= Exercise brief =
Look through the lines below; wherever the word "kami" appears, copy that line.

-- The input follows --

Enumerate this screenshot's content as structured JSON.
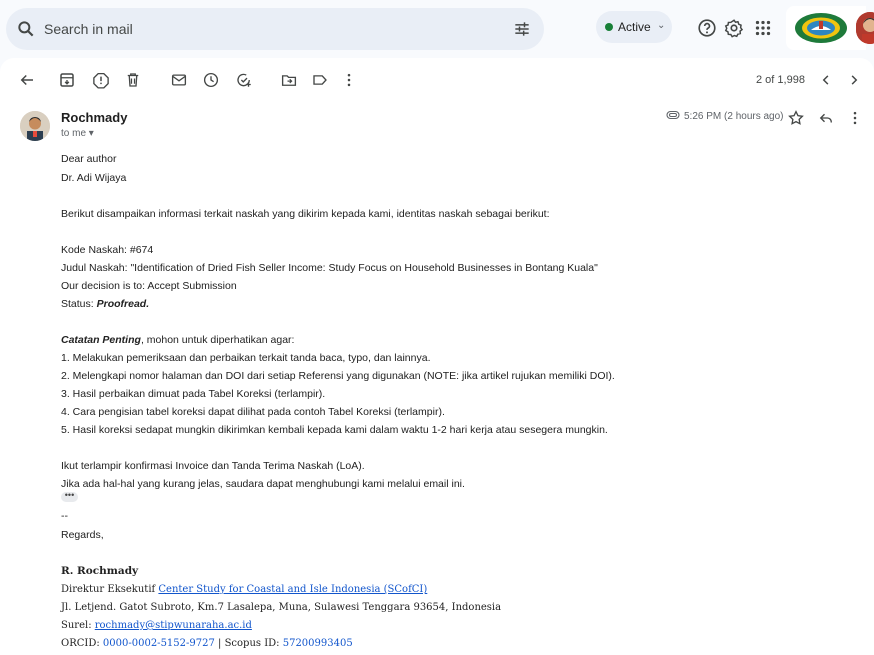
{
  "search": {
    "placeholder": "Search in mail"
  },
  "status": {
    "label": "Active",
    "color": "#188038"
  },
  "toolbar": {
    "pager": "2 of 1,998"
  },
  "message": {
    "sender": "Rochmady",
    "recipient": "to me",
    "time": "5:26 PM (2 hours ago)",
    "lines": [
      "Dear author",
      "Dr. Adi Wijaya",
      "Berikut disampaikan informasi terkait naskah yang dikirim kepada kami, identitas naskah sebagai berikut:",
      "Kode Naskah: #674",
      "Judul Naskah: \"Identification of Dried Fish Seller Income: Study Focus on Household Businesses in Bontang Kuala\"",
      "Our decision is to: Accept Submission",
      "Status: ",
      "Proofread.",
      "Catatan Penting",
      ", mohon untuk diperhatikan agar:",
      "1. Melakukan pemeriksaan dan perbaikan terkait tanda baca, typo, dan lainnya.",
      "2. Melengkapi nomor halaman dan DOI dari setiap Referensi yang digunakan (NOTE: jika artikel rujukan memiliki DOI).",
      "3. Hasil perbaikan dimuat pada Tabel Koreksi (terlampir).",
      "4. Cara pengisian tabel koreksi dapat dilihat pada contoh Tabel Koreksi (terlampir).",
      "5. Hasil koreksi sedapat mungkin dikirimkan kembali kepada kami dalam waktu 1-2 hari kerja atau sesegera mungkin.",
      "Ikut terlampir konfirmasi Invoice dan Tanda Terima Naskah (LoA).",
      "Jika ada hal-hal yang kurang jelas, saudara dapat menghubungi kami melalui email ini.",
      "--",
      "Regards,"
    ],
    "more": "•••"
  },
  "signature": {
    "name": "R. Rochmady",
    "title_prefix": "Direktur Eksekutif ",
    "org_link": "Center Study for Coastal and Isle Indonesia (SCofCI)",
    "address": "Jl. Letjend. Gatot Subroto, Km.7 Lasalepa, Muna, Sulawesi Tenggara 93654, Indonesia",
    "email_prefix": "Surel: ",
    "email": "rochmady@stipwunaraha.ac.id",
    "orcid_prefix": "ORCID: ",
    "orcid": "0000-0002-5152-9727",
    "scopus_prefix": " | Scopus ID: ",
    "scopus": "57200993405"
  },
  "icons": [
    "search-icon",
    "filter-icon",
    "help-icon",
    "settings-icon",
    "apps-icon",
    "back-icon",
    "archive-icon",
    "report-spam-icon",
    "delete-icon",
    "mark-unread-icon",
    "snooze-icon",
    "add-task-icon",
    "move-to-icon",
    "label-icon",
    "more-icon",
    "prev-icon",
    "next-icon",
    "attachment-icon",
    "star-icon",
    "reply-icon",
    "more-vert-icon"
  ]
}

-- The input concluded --
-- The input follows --

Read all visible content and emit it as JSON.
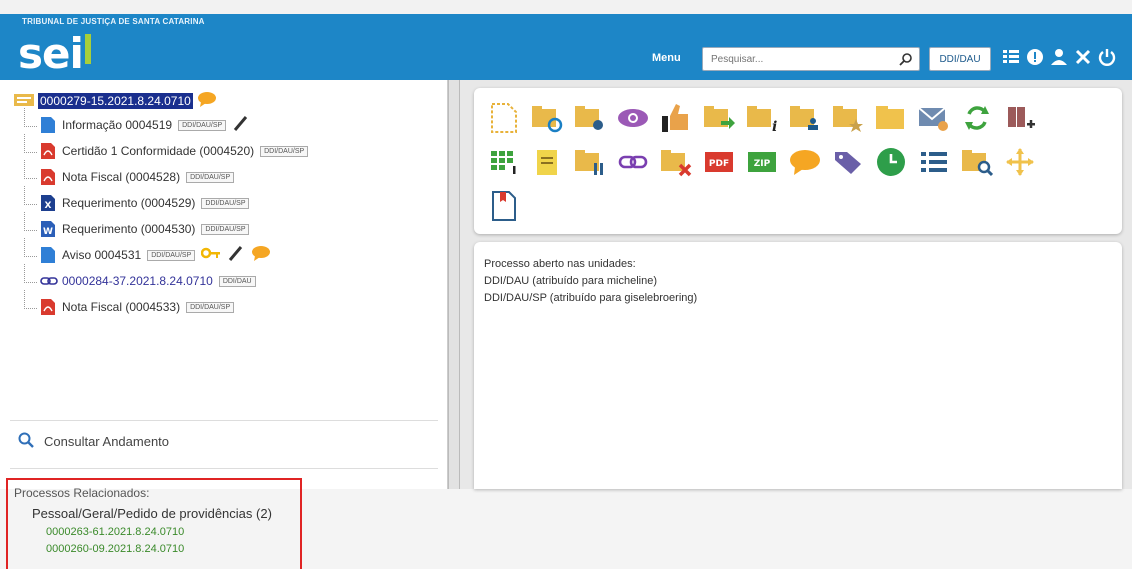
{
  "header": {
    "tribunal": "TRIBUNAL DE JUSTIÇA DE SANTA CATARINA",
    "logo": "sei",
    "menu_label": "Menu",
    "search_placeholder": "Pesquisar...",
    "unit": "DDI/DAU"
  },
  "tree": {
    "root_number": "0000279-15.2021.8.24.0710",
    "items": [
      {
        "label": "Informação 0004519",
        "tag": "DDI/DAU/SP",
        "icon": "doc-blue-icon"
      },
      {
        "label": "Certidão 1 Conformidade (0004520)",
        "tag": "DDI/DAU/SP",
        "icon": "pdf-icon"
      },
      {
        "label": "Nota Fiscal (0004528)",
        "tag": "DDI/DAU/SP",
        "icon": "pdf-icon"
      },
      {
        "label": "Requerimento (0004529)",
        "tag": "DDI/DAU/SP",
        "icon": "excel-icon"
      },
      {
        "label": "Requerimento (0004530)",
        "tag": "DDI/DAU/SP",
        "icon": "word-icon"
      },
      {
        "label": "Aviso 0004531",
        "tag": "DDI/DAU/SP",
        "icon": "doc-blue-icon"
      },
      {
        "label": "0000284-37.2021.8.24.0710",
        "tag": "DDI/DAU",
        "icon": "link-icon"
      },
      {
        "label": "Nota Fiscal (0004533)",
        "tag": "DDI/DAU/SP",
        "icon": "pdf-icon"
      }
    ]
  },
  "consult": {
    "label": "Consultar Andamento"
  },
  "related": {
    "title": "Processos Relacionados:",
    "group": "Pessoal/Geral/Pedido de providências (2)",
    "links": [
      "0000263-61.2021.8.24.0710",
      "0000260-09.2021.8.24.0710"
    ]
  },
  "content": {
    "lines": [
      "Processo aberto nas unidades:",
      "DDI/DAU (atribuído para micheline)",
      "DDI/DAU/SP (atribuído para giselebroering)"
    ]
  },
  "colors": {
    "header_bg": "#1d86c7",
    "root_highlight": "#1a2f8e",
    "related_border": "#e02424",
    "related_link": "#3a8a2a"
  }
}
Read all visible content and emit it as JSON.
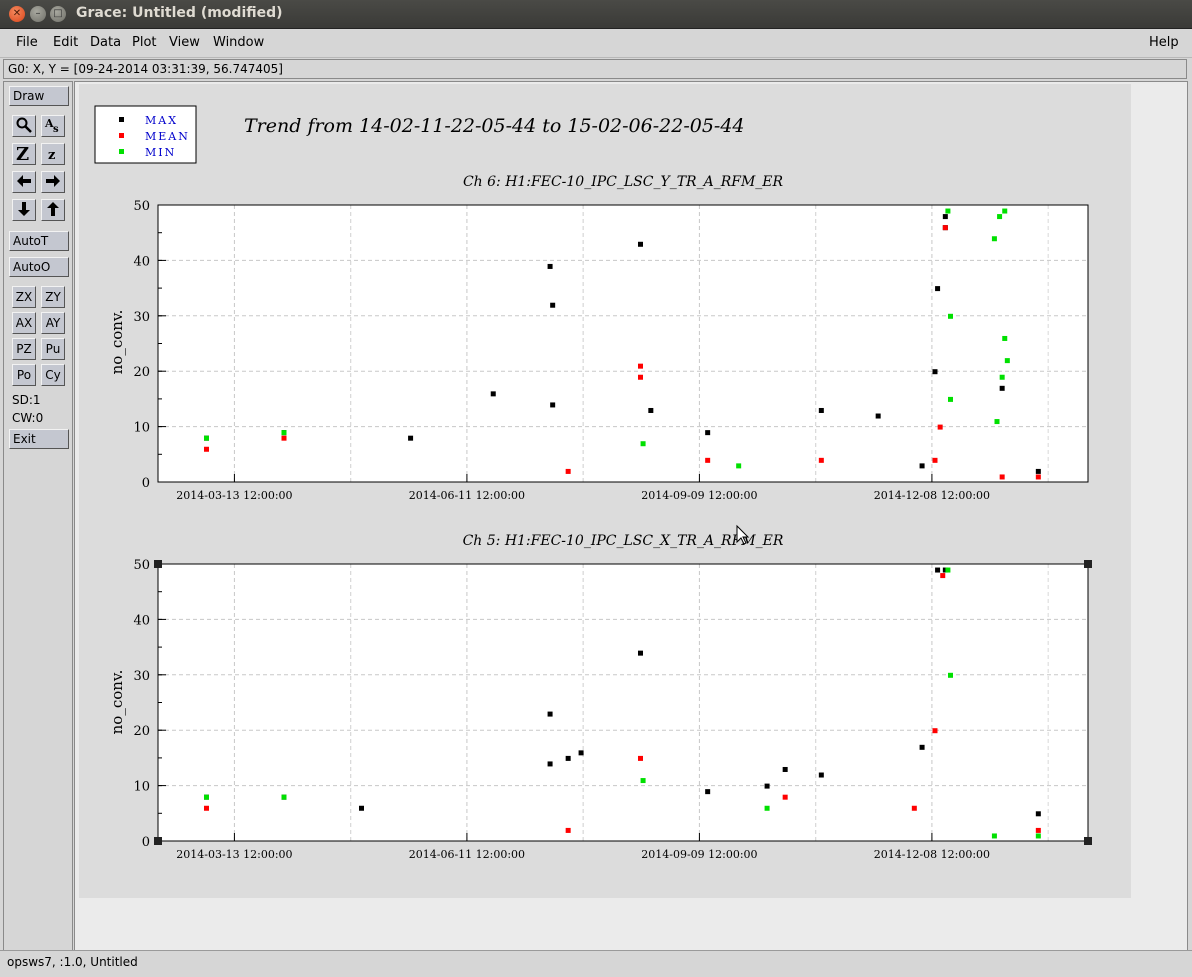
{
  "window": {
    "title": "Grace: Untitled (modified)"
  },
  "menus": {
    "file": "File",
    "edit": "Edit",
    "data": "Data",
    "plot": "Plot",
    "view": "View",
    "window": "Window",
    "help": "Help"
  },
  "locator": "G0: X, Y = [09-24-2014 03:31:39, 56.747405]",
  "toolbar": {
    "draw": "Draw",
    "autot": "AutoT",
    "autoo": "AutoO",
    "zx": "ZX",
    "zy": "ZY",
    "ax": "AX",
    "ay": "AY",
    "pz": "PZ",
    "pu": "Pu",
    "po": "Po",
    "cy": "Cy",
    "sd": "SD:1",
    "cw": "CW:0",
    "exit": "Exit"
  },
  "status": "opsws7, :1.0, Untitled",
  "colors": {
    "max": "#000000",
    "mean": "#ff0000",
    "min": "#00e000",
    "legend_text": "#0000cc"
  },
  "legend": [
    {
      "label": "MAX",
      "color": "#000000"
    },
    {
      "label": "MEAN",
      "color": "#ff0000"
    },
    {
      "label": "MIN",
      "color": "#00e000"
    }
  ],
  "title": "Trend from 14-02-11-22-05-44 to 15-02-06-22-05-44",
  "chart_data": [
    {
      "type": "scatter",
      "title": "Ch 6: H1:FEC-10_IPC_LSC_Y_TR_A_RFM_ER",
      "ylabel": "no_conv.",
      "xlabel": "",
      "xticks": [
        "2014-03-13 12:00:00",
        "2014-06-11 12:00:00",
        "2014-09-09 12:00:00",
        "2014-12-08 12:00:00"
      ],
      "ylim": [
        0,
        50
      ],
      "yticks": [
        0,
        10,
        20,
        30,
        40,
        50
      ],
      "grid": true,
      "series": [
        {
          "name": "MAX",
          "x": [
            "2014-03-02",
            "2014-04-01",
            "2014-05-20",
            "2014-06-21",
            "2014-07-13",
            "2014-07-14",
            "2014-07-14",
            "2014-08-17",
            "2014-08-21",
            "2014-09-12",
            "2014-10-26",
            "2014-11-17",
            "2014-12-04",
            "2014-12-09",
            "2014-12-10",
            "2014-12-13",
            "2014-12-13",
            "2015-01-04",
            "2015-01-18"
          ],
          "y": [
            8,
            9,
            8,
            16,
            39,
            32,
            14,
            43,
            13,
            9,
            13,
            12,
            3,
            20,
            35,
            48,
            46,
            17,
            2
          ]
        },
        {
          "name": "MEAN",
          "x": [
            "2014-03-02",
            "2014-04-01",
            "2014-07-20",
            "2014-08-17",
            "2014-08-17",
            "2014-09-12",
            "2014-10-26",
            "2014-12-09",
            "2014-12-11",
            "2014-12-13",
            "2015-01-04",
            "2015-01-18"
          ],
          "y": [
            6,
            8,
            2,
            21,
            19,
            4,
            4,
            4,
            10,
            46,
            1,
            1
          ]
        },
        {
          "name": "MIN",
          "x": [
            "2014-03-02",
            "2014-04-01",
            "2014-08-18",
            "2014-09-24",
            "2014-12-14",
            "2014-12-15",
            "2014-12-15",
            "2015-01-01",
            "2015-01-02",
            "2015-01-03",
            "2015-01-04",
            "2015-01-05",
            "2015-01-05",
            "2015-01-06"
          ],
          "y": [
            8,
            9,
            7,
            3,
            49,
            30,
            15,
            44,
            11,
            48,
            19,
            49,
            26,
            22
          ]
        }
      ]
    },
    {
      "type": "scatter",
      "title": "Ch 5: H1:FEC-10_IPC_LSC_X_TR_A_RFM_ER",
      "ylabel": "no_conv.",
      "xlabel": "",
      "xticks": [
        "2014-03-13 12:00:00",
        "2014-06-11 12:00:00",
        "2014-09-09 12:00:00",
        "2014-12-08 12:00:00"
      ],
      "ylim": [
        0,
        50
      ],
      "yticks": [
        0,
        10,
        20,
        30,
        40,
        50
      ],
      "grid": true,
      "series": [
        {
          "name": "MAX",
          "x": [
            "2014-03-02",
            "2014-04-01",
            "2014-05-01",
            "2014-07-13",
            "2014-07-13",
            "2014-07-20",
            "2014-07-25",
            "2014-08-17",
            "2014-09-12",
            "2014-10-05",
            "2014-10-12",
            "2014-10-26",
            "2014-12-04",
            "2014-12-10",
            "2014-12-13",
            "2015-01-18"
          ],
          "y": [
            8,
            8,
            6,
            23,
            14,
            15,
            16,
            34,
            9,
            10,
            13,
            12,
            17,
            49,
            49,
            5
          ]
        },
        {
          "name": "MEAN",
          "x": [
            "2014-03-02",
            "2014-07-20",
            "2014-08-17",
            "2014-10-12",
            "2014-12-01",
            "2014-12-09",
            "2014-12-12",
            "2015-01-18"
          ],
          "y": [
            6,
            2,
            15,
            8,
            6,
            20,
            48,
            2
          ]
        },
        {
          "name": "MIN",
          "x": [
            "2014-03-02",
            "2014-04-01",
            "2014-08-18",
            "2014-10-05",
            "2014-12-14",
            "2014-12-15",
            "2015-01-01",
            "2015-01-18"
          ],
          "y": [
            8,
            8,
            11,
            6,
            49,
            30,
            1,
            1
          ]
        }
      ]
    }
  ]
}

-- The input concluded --

= Response area =
      "Berikut disampaikan informasi terkait naskah yang dikirim kepada kami, identitas naskah sebagai berikut:",
      "5. Hasil koreksi sedapat mungkin dikirimkan kembali kepada kami dalam waktu 1-2 hari kerja atau sesegera mungkin.",
      "Jika ada hal-hal yang kurang jelas, saudara dapat menghubungi kami melalui email ini.",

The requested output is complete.